Two Ways to Worship: Cain and Abel
The first acts of worship are recorded in the book of Genesis in the story of Cain and Abel. Both of them made an offering before God (Genesis 4: 3). Abel’s offering was looked upon favourably while Cain’s was not (v. 4-5). At first glance, the rejection of Cain’s offering seems so arbitrary and unfair; after all they both offer equally valid sacrifices of their produce. Naturally enough, Cain is offended (v. 5) and so God speaks with Cain saying, “Why are you angry? Why is your face downcast? If you do what is right will you not be accepted?” (v. 6-7). To me, Cain’s anger seems perfectly justified. What did Cain do that was so wrong? And what did God mean by ‘do what is right?’

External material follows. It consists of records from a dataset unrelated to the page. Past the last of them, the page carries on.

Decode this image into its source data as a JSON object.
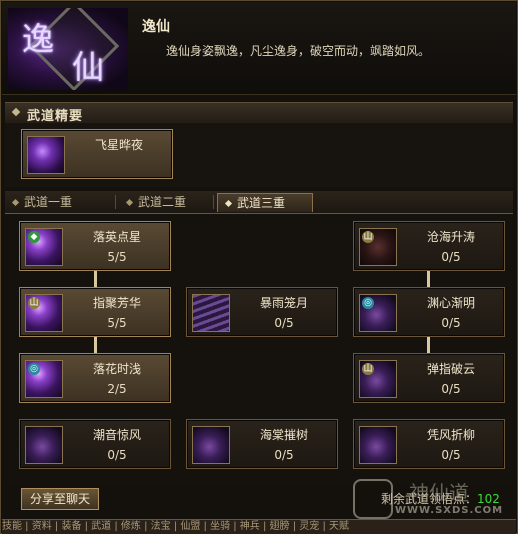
{
  "header": {
    "emblem_char1": "逸",
    "emblem_char2": "仙",
    "title": "逸仙",
    "description": "逸仙身姿飘逸，凡尘逸身，破空而动，飒踏如风。"
  },
  "essence": {
    "section_label": "武道精要",
    "card": {
      "name": "飞星晔夜"
    }
  },
  "tabs": [
    {
      "label": "武道一重",
      "active": false
    },
    {
      "label": "武道二重",
      "active": false
    },
    {
      "label": "武道三重",
      "active": true
    }
  ],
  "tree": {
    "luoying": {
      "name": "落英点星",
      "level": "5/5"
    },
    "zhiju": {
      "name": "指聚芳华",
      "level": "5/5"
    },
    "luohua": {
      "name": "落花时浅",
      "level": "2/5"
    },
    "chaoyin": {
      "name": "潮音惊风",
      "level": "0/5"
    },
    "baoyu": {
      "name": "暴雨笼月",
      "level": "0/5"
    },
    "haitang": {
      "name": "海棠摧树",
      "level": "0/5"
    },
    "canghai": {
      "name": "沧海升涛",
      "level": "0/5"
    },
    "yuanxin": {
      "name": "渊心渐明",
      "level": "0/5"
    },
    "tanzhi": {
      "name": "弹指破云",
      "level": "0/5"
    },
    "pingfeng": {
      "name": "凭风折柳",
      "level": "0/5"
    }
  },
  "footer": {
    "share_label": "分享至聊天",
    "remaining_label": "剩余武道领悟点：",
    "remaining_value": "102"
  },
  "watermark": {
    "url": "WWW.SXDS.COM",
    "cn": "神仙道"
  },
  "bottom_strip": "技能 | 资料 | 装备 | 武道 | 修炼 | 法宝 | 仙盟 | 坐骑 | 神兵 | 翅膀 | 灵宠 | 天赋",
  "colors": {
    "accent_green": "#3cdc3c",
    "card_border": "#a08458"
  }
}
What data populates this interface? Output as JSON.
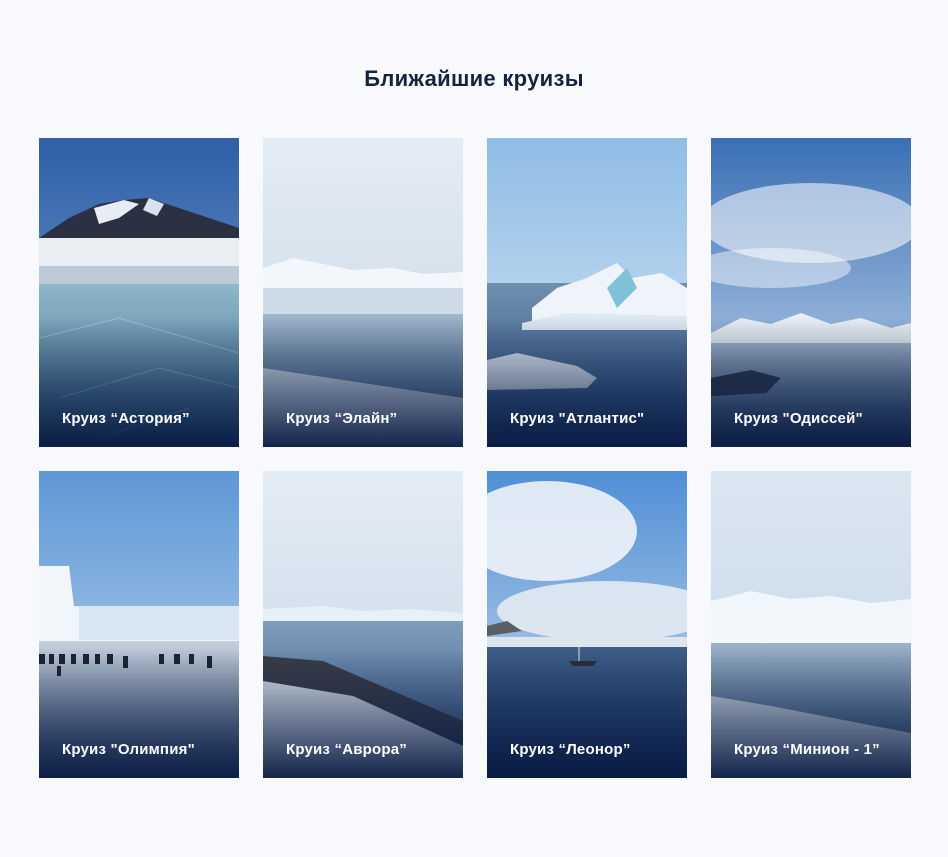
{
  "section": {
    "title": "Ближайшие круизы"
  },
  "cruises": [
    {
      "label": "Круиз “Астория”",
      "scene": "frozen-lake-mountain"
    },
    {
      "label": "Круиз “Элайн”",
      "scene": "calm-bay-glaciers"
    },
    {
      "label": "Круиз \"Атлантис\"",
      "scene": "iceberg-sea"
    },
    {
      "label": "Круиз \"Одиссей\"",
      "scene": "cloudy-sky-mountains"
    },
    {
      "label": "Круиз \"Олимпия\"",
      "scene": "penguins-ice-shelf"
    },
    {
      "label": "Круиз “Аврора”",
      "scene": "penguin-colony-shore"
    },
    {
      "label": "Круиз “Леонор”",
      "scene": "sailboat-bay"
    },
    {
      "label": "Круиз “Минион - 1”",
      "scene": "snowy-coast"
    }
  ]
}
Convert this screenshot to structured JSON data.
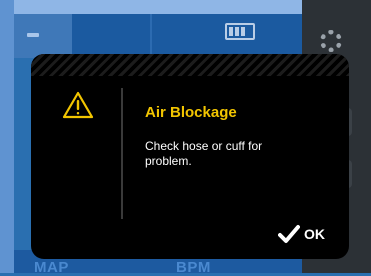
{
  "background": {
    "bottom_labels": [
      "MAP",
      "BPM"
    ]
  },
  "alert": {
    "title": "Air Blockage",
    "message": "Check hose or cuff for problem.",
    "ok_label": "OK",
    "icon": "warning-triangle-icon",
    "colors": {
      "title": "#f2c500",
      "dialog_bg": "#000000",
      "text": "#ffffff"
    }
  }
}
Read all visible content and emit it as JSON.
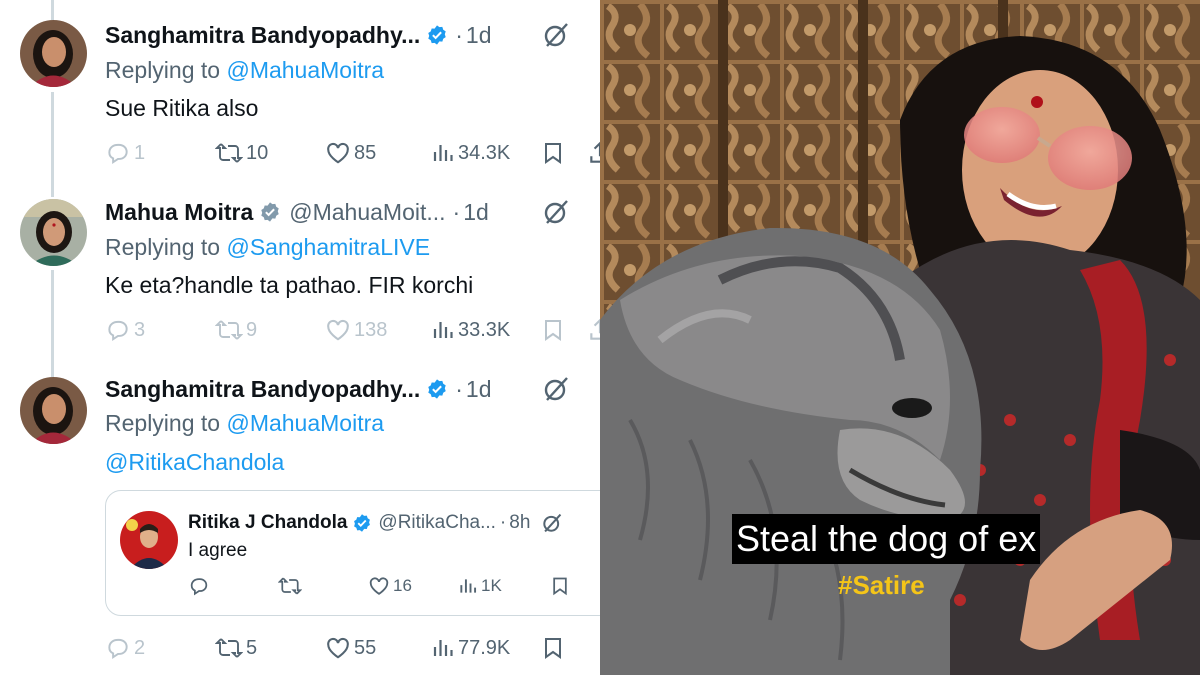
{
  "tweets": [
    {
      "name": "Sanghamitra Bandyopadhy...",
      "handle": "",
      "separator": "·",
      "time": "1d",
      "replying_prefix": "Replying to ",
      "replying_to": "@MahuaMoitra",
      "text": "Sue Ritika also",
      "link_text": "",
      "stats": {
        "replies": "1",
        "reposts": "10",
        "likes": "85",
        "views": "34.3K"
      },
      "avatar_colors": {
        "bg": "#7a5a45",
        "hair": "#1b1410",
        "skin": "#c98f6c",
        "dress": "#a4283a"
      }
    },
    {
      "name": "Mahua Moitra",
      "handle": "@MahuaMoit...",
      "separator": "·",
      "time": "1d",
      "replying_prefix": "Replying to ",
      "replying_to": "@SanghamitraLIVE",
      "text": "Ke eta?handle ta pathao. FIR korchi",
      "link_text": "",
      "stats": {
        "replies": "3",
        "reposts": "9",
        "likes": "138",
        "views": "33.3K"
      },
      "avatar_colors": {
        "bg": "#a8b0a4",
        "hair": "#1d1612",
        "skin": "#d09a78",
        "dress": "#2f6b5a"
      }
    },
    {
      "name": "Sanghamitra Bandyopadhy...",
      "handle": "",
      "separator": "·",
      "time": "1d",
      "replying_prefix": "Replying to ",
      "replying_to": "@MahuaMoitra",
      "text": "",
      "link_text": "@RitikaChandola",
      "stats": {
        "replies": "2",
        "reposts": "5",
        "likes": "55",
        "views": "77.9K"
      },
      "avatar_colors": {
        "bg": "#7a5a45",
        "hair": "#1b1410",
        "skin": "#c98f6c",
        "dress": "#a4283a"
      }
    }
  ],
  "quoted_tweet": {
    "name": "Ritika J Chandola",
    "handle": "@RitikaCha...",
    "separator": "·",
    "time": "8h",
    "text": "I agree",
    "stats": {
      "replies": "",
      "reposts": "",
      "likes": "16",
      "views": "1K"
    }
  },
  "video": {
    "caption": "Steal the dog of ex",
    "tag": "#Satire"
  },
  "colors": {
    "accent": "#1d9bf0",
    "text": "#0f1419",
    "secondary": "#536471",
    "muted": "#b9c4cc",
    "border": "#cfd9de",
    "caption_tag": "#f5c518"
  },
  "icons": [
    "verified-badge-icon",
    "grok-icon",
    "reply-icon",
    "repost-icon",
    "like-icon",
    "views-icon",
    "bookmark-icon",
    "share-icon"
  ]
}
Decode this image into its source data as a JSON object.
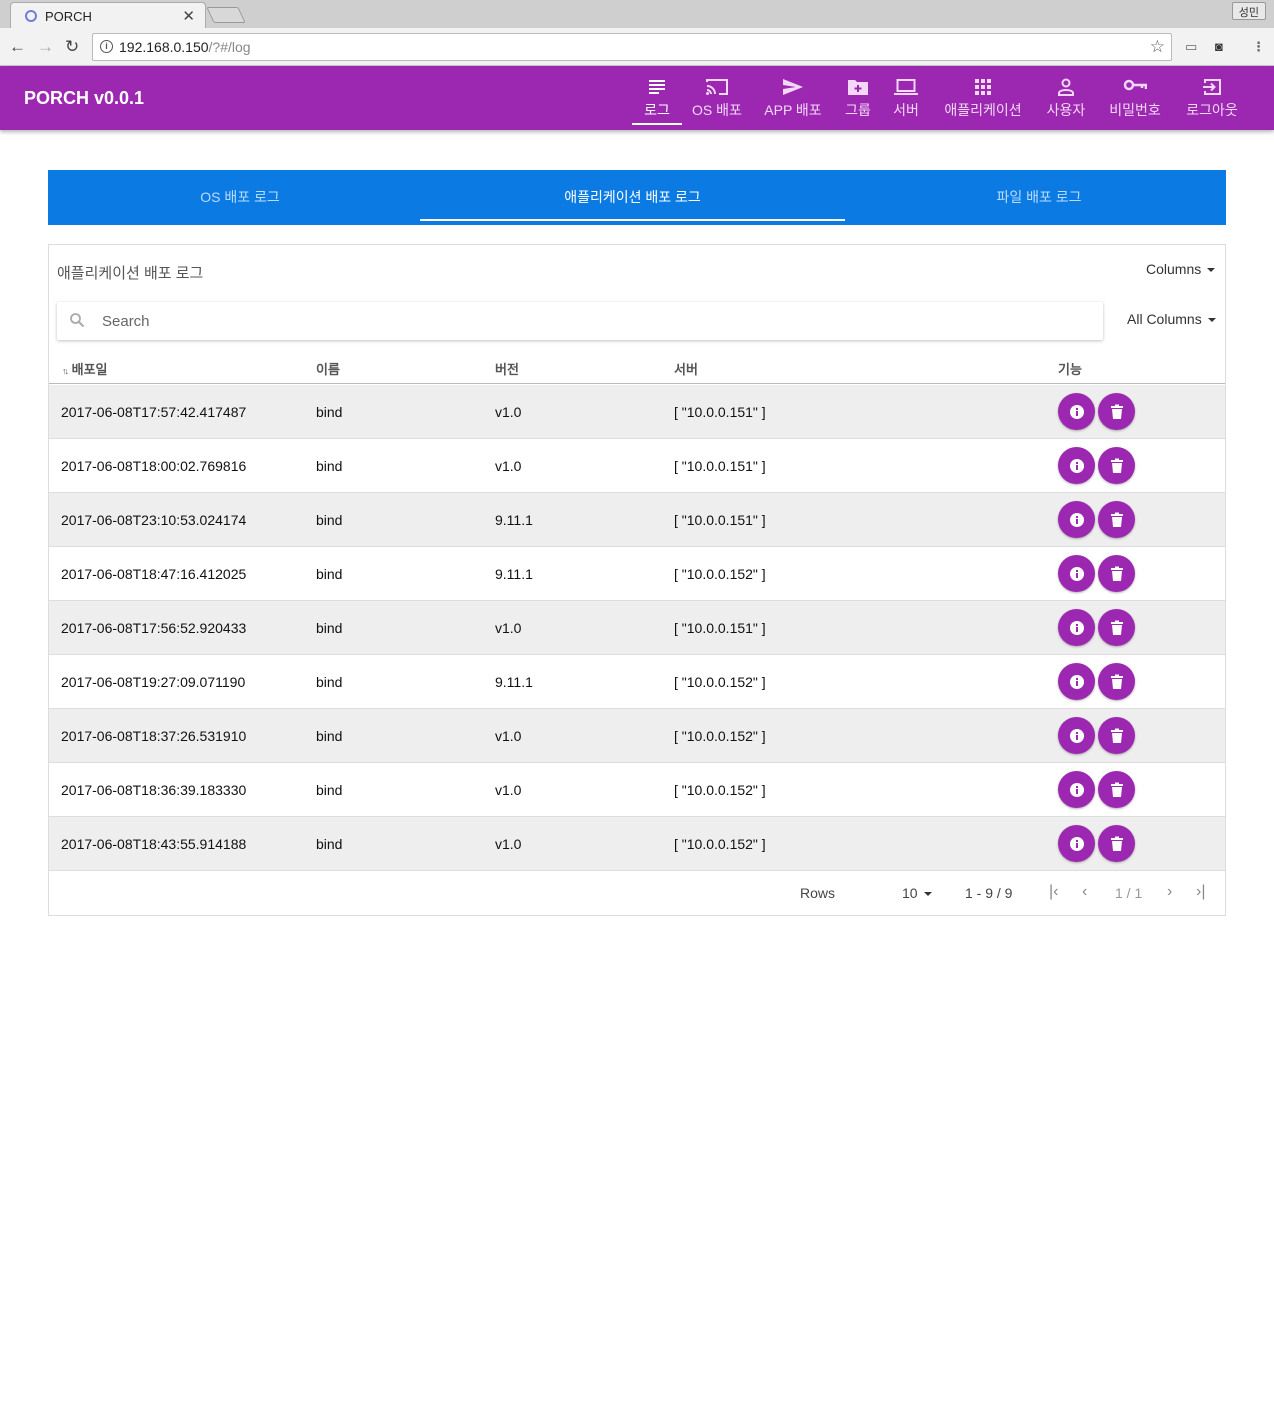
{
  "browser": {
    "tab_title": "PORCH",
    "tab_close": "✕",
    "profile": "성민",
    "url_host": "192.168.0.150",
    "url_path": "/?#/log"
  },
  "app": {
    "brand": "PORCH v0.0.1",
    "accent_color": "#9c27b0",
    "nav": [
      {
        "label": "로그",
        "icon": "list-icon"
      },
      {
        "label": "OS 배포",
        "icon": "cast-icon"
      },
      {
        "label": "APP 배포",
        "icon": "send-icon"
      },
      {
        "label": "그룹",
        "icon": "folder-add-icon"
      },
      {
        "label": "서버",
        "icon": "laptop-icon"
      },
      {
        "label": "애플리케이션",
        "icon": "apps-grid-icon"
      },
      {
        "label": "사용자",
        "icon": "person-icon"
      },
      {
        "label": "비밀번호",
        "icon": "key-icon"
      },
      {
        "label": "로그아웃",
        "icon": "exit-icon"
      }
    ]
  },
  "subtabs": [
    "OS 배포 로그",
    "애플리케이션 배포 로그",
    "파일 배포 로그"
  ],
  "card": {
    "title": "애플리케이션 배포 로그",
    "columns_label": "Columns",
    "all_columns_label": "All Columns",
    "search_placeholder": "Search"
  },
  "table": {
    "headers": [
      "배포일",
      "이름",
      "버전",
      "서버",
      "기능"
    ],
    "rows": [
      [
        "2017-06-08T17:57:42.417487",
        "bind",
        "v1.0",
        "[ \"10.0.0.151\" ]"
      ],
      [
        "2017-06-08T18:00:02.769816",
        "bind",
        "v1.0",
        "[ \"10.0.0.151\" ]"
      ],
      [
        "2017-06-08T23:10:53.024174",
        "bind",
        "9.11.1",
        "[ \"10.0.0.151\" ]"
      ],
      [
        "2017-06-08T18:47:16.412025",
        "bind",
        "9.11.1",
        "[ \"10.0.0.152\" ]"
      ],
      [
        "2017-06-08T17:56:52.920433",
        "bind",
        "v1.0",
        "[ \"10.0.0.151\" ]"
      ],
      [
        "2017-06-08T19:27:09.071190",
        "bind",
        "9.11.1",
        "[ \"10.0.0.152\" ]"
      ],
      [
        "2017-06-08T18:37:26.531910",
        "bind",
        "v1.0",
        "[ \"10.0.0.152\" ]"
      ],
      [
        "2017-06-08T18:36:39.183330",
        "bind",
        "v1.0",
        "[ \"10.0.0.152\" ]"
      ],
      [
        "2017-06-08T18:43:55.914188",
        "bind",
        "v1.0",
        "[ \"10.0.0.152\" ]"
      ]
    ]
  },
  "pagination": {
    "rows_label": "Rows",
    "rows_per_page": "10",
    "range": "1 - 9 / 9",
    "page": "1 / 1"
  }
}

The offerings of Cain and Abel would appear superficially the same, but if we could see into their souls, we would then notice a clear contrast between their attitudes rather than the substance of what they offered. Cain was using worship as a means to acquire the favour of God. In this scenario, Cain is the ‘subject’ who is acting upon God as the ‘object.’ Cain is the initiator and God the responder; Cain acts on God to change something in God with the hope of securing a blessing from God. Cain’s worship is really all about himself—his performance, his spiritual status and his ‘rights’ to the acquisition of blessing.
The worship offered by Abel, on the other hand, is quite the opposite. Abel worshiped in response to the blessing of God and not in an attempt to secure it. Here we see God is the ‘subject’ who is acting upon Abel as the ‘object.’ God acts upon Abel, sustaining him, and providing for him, thereby changing something in Abel. The initiative of God is what engenders a response of gratitude and acknowledgement from Abel. The response of Abel is in deference to the glory of God: not the other way around.
These are the two essential forms of worship; and nothing has changed in the millennia since. Either we try to climb a ‘stairway to heaven’ through disciplined piety, religious observance, moral attainment, cultural conformity and a host of other predetermined external standards: or we must humble ourselves and let God rescue us from our fallen humanity.
True worship must be in the line of Abel, but what passes for worship is often little more than a contemporary version of Cain’s offering. Real faith is all about God, and what he has done, rather than being about ourselves, and what we have done. It’s letting God love you.